Despite the fact that official age limit for using various social sites the likes Facebook Inc (NASDAQ:FB) is 13 years, it may not be so if a report from a recent unfolding of events is anything to go by. The creation of a new site by a former police chief says it all. Go Bubble, which is dubbed ‘Facebook for kids’ will allow children regardless of their age engage in online conversations and exchange of jokes and pictures with their school friends.
In what seemed like justification for having the site, the developer, former police sergeant and e-safety guru Henry Platten stated, “We need to accept that our kids love social media and will use it no matter what the age limit is, so my view is, don’t ban them, just provide them with a safe alternative that has all of the upsides but none of the down sides. Go Bubble is that safe alternative.”
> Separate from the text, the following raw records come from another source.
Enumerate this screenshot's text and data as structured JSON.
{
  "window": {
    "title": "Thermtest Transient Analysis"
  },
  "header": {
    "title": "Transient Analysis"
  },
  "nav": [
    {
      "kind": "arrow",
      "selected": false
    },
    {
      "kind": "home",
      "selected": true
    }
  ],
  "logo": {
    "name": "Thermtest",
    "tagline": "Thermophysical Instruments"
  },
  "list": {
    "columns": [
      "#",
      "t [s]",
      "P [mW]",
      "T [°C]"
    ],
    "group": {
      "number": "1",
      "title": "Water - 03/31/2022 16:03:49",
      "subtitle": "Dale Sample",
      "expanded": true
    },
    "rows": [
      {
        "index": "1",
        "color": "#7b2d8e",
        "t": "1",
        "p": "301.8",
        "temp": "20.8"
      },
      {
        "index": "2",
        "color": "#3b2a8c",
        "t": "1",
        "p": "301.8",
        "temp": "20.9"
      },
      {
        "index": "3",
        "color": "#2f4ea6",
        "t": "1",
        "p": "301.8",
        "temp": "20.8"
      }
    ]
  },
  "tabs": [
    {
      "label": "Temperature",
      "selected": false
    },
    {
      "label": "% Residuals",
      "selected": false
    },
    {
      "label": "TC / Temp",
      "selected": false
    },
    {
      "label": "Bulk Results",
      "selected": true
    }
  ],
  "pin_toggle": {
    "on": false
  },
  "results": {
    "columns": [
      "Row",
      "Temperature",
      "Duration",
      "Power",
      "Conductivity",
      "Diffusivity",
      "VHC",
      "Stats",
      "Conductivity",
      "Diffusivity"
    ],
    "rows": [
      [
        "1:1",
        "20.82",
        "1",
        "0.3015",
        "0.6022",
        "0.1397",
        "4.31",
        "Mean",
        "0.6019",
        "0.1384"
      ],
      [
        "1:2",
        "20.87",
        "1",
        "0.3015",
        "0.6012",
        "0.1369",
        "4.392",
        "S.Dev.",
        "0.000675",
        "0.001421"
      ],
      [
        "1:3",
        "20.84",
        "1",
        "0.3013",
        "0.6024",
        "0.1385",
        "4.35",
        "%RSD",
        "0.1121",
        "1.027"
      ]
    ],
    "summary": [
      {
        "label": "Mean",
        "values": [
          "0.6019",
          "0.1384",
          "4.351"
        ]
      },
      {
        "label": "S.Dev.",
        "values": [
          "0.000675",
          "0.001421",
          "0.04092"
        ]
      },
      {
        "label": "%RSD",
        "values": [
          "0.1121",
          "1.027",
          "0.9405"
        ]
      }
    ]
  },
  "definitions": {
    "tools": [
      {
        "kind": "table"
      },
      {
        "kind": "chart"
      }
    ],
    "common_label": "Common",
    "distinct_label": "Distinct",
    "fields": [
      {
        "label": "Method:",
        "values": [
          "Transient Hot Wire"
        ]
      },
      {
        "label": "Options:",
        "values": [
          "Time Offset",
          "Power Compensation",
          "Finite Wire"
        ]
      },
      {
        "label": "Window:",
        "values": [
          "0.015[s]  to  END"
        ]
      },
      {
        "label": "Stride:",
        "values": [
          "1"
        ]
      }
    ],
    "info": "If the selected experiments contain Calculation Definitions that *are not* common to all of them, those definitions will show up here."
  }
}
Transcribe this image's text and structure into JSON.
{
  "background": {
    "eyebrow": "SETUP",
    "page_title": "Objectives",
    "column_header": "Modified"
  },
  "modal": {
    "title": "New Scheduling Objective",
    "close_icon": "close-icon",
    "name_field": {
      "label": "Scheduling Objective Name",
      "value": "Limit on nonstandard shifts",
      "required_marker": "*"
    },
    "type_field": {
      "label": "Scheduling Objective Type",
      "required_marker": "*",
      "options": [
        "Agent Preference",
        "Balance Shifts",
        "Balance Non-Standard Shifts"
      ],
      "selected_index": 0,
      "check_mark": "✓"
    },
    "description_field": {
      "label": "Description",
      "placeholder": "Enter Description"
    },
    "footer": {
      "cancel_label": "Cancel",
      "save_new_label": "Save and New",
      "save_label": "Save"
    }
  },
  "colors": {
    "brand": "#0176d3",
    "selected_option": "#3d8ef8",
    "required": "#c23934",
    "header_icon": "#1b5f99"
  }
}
But will Go Bubble put to an end the unwanted friend requests
We all receive hundreds of friend requests, which we choose to, accept or deny. We will also receive dubious content, inappropriate video, images and more often some potential cyber-bullying. However, Platten says that the new site will not experience such hence; every child will be able to take advantage and enjoy the social media. Speaking to parents, he says that they should not expect any negative effects because every post is moderated through the system’s safety features
Greater Manchester Police Chief Constable Ian Hopkins further states that it is in an effort to support the education work of those below 13years.
Significant features of Go Bubble
Like earlier mentioned there is moderation of what goes into the site which enables blocking of doubtful content. Unlike the Facebook page, kids can start to use it from as early s seven years and will not have to fight unnecessary friend requests. The app version is available free to schools and many of them are already using it to help children collaborate on school projects. It is also a way of letting children learn new cultures. In the meantime, Facebooks stock closed at $127.92 witnessing an increase of $0.05 or 0.04%